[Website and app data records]
□ □ □ □
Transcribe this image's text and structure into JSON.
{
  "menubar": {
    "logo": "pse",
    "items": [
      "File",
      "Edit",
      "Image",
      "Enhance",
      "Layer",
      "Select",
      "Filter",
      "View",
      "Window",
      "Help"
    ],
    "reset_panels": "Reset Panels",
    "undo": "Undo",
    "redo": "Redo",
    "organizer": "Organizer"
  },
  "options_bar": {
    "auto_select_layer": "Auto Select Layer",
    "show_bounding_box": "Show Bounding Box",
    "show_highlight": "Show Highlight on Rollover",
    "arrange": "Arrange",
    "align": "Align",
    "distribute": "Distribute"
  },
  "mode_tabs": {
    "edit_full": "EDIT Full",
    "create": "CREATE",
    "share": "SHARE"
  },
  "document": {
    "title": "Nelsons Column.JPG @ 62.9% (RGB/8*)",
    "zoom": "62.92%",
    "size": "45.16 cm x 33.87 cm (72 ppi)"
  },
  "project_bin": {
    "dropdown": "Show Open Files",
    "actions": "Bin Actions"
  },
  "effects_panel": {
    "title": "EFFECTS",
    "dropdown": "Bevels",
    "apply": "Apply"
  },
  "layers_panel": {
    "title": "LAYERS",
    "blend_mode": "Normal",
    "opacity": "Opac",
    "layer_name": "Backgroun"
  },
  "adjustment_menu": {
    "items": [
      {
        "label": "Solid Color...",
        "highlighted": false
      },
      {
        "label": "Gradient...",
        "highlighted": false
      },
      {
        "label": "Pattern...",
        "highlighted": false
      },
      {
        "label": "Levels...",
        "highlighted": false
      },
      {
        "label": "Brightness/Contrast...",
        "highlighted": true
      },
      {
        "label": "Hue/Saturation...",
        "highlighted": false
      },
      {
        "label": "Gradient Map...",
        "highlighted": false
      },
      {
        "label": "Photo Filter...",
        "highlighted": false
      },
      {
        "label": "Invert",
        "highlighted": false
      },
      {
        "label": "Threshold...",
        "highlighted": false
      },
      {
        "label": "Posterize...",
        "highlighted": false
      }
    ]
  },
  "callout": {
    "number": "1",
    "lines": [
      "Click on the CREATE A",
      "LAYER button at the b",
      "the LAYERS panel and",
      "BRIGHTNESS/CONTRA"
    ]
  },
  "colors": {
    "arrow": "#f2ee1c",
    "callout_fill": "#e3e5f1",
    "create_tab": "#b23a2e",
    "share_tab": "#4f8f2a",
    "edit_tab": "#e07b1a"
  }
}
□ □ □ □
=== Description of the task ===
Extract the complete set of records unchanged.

=== Written answer ===
Transcribe this image's text and structure into JSON.
{
  "menubar": {
    "logo": "pse",
    "items": [
      "File",
      "Edit",
      "Image",
      "Enhance",
      "Layer",
      "Select",
      "Filter",
      "View",
      "Window",
      "Help"
    ],
    "reset_panels": "Reset Panels",
    "undo": "Undo",
    "redo": "Redo",
    "organizer": "Organizer"
  },
  "options_bar": {
    "auto_select_layer": "Auto Select Layer",
    "show_bounding_box": "Show Bounding Box",
    "show_highlight": "Show Highlight on Rollover",
    "arrange": "Arrange",
    "align": "Align",
    "distribute": "Distribute"
  },
  "mode_tabs": {
    "edit_full": "EDIT Full",
    "create": "CREATE",
    "share": "SHARE"
  },
  "document": {
    "title": "Nelsons Column.JPG @ 62.9% (RGB/8*)",
    "zoom": "62.92%",
    "size": "45.16 cm x 33.87 cm (72 ppi)"
  },
  "project_bin": {
    "dropdown": "Show Open Files",
    "actions": "Bin Actions"
  },
  "effects_panel": {
    "title": "EFFECTS",
    "dropdown": "Bevels",
    "apply": "Apply"
  },
  "layers_panel": {
    "title": "LAYERS",
    "blend_mode": "Normal",
    "opacity": "Opac",
    "layer_name": "Backgroun"
  },
  "adjustment_menu": {
    "items": [
      {
        "label": "Solid Color...",
        "highlighted": false
      },
      {
        "label": "Gradient...",
        "highlighted": false
      },
      {
        "label": "Pattern...",
        "highlighted": false
      },
      {
        "label": "Levels...",
        "highlighted": false
      },
      {
        "label": "Brightness/Contrast...",
        "highlighted": true
      },
      {
        "label": "Hue/Saturation...",
        "highlighted": false
      },
      {
        "label": "Gradient Map...",
        "highlighted": false
      },
      {
        "label": "Photo Filter...",
        "highlighted": false
      },
      {
        "label": "Invert",
        "highlighted": false
      },
      {
        "label": "Threshold...",
        "highlighted": false
      },
      {
        "label": "Posterize...",
        "highlighted": false
      }
    ]
  },
  "callout": {
    "number": "1",
    "lines": [
      "Click on the CREATE A",
      "LAYER button at the b",
      "the LAYERS panel and",
      "BRIGHTNESS/CONTRA"
    ]
  },
  "colors": {
    "arrow": "#f2ee1c",
    "callout_fill": "#e3e5f1",
    "create_tab": "#b23a2e",
    "share_tab": "#4f8f2a",
    "edit_tab": "#e07b1a"
  }
}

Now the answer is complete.